* About this task *
What you produce should be every line from the data that includes "DemoApplicationTests".

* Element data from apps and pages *
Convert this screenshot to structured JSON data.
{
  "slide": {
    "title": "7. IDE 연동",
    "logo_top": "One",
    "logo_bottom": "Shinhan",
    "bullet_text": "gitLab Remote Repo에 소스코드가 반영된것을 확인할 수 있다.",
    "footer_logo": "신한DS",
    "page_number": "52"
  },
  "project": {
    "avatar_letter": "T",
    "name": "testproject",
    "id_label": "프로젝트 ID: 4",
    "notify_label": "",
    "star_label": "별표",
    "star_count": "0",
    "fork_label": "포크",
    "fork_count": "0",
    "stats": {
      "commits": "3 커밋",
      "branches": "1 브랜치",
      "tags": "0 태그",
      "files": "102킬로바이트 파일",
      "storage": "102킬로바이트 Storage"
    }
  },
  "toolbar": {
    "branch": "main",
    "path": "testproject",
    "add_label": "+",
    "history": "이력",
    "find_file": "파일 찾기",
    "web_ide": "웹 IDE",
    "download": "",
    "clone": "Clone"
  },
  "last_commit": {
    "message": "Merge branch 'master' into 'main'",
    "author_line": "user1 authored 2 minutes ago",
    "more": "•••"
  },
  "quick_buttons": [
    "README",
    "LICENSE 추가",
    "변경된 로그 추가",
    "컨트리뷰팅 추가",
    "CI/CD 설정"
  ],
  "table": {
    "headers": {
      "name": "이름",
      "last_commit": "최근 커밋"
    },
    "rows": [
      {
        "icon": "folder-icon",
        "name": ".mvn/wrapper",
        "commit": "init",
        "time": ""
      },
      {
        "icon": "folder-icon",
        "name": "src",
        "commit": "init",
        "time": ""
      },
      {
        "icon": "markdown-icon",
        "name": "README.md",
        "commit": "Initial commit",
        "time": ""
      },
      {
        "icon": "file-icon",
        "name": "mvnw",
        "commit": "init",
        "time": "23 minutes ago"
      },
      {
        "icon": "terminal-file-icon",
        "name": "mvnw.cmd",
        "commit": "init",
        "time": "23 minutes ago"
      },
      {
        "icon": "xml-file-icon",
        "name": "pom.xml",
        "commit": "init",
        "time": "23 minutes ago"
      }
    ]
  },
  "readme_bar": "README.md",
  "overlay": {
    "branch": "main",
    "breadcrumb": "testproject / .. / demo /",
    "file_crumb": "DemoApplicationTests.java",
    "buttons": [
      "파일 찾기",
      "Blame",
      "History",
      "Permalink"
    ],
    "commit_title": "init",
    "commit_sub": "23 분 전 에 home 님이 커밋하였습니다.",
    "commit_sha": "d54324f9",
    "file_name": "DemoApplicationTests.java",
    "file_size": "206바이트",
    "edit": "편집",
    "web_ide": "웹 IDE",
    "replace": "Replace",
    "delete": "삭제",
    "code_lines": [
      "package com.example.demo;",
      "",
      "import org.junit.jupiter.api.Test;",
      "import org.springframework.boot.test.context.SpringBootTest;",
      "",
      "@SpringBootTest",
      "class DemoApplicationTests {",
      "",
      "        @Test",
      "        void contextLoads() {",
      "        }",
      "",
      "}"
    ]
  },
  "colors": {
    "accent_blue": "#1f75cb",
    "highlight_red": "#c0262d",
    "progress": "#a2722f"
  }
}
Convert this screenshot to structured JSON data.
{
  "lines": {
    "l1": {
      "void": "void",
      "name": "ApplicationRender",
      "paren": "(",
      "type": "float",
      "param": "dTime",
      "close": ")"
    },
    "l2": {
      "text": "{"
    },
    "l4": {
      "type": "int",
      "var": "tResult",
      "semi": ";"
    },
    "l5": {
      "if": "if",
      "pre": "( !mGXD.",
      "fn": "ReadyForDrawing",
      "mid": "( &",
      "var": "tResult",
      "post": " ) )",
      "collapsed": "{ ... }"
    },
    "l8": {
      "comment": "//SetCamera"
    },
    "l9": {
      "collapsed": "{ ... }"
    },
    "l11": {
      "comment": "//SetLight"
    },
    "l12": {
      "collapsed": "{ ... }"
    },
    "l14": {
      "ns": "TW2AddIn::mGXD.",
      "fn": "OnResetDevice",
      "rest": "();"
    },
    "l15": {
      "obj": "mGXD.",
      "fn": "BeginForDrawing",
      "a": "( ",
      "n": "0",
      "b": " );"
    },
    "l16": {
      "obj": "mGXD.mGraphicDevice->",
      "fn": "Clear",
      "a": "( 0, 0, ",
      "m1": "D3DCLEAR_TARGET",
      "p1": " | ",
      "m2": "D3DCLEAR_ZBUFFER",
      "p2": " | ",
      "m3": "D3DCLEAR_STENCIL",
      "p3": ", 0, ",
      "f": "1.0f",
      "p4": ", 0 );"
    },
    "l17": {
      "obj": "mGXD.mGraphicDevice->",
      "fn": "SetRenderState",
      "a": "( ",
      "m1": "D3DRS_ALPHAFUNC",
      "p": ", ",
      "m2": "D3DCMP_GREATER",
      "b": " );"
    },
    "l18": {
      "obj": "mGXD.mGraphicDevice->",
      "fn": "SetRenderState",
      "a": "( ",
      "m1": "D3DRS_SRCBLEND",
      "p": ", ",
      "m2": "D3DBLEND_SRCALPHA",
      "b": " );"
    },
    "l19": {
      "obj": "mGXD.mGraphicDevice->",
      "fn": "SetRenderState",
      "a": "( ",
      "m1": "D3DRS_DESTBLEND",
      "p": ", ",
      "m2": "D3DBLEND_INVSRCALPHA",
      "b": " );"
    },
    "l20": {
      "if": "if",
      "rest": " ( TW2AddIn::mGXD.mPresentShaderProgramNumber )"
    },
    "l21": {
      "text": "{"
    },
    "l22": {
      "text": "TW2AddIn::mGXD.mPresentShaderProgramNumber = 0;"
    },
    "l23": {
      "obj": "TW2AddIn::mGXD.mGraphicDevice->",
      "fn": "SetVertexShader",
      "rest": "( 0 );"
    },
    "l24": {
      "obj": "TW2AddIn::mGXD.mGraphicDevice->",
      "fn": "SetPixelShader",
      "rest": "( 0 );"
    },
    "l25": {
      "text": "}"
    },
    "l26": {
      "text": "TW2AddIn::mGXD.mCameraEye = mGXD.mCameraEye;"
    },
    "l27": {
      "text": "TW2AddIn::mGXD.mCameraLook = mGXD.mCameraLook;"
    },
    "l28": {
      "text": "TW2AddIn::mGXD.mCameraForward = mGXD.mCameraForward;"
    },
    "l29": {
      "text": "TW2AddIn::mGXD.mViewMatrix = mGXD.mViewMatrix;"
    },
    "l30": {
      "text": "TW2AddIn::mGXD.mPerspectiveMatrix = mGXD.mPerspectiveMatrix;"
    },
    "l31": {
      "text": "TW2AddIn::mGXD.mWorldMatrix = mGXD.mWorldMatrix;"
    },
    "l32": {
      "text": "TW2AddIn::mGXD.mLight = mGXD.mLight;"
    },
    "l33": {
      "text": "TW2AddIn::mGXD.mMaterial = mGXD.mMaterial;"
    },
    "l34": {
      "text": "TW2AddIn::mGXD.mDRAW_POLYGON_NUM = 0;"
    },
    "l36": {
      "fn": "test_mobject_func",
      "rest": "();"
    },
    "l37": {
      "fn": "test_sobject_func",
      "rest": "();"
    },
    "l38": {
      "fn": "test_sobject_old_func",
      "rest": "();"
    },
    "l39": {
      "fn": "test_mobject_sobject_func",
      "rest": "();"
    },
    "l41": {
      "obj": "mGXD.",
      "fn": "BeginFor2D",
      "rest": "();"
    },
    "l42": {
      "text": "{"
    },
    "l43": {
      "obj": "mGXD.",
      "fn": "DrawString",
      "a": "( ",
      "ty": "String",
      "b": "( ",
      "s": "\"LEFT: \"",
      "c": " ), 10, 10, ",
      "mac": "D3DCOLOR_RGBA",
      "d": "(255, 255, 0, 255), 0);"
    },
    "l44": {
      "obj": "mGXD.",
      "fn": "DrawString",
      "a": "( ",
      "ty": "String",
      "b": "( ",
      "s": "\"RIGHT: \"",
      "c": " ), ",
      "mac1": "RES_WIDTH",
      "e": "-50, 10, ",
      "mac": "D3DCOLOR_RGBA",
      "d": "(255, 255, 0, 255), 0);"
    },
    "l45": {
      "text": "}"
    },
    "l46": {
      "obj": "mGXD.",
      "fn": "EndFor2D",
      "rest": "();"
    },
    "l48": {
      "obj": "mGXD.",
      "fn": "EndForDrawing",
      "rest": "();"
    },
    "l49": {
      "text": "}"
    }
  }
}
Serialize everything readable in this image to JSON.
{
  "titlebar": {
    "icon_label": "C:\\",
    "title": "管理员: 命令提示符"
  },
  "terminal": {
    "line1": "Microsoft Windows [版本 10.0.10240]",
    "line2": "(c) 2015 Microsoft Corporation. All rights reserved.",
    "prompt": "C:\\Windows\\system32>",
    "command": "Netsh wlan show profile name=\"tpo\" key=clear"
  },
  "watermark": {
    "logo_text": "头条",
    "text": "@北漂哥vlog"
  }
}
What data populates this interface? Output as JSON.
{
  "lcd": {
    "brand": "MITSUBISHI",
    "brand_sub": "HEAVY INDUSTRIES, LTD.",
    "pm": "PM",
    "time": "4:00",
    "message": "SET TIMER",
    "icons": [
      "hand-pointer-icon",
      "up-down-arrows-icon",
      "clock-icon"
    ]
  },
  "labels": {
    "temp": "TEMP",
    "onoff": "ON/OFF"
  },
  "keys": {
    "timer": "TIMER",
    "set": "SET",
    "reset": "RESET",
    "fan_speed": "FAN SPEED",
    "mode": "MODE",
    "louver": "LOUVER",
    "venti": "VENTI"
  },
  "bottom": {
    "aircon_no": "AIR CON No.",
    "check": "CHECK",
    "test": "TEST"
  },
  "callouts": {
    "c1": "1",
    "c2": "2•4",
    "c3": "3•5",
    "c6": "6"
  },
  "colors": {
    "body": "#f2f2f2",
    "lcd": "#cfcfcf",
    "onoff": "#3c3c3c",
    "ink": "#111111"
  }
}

* The answer *
    "file_crumb": "DemoApplicationTests.java",
    "file_name": "DemoApplicationTests.java",
      "class DemoApplicationTests {",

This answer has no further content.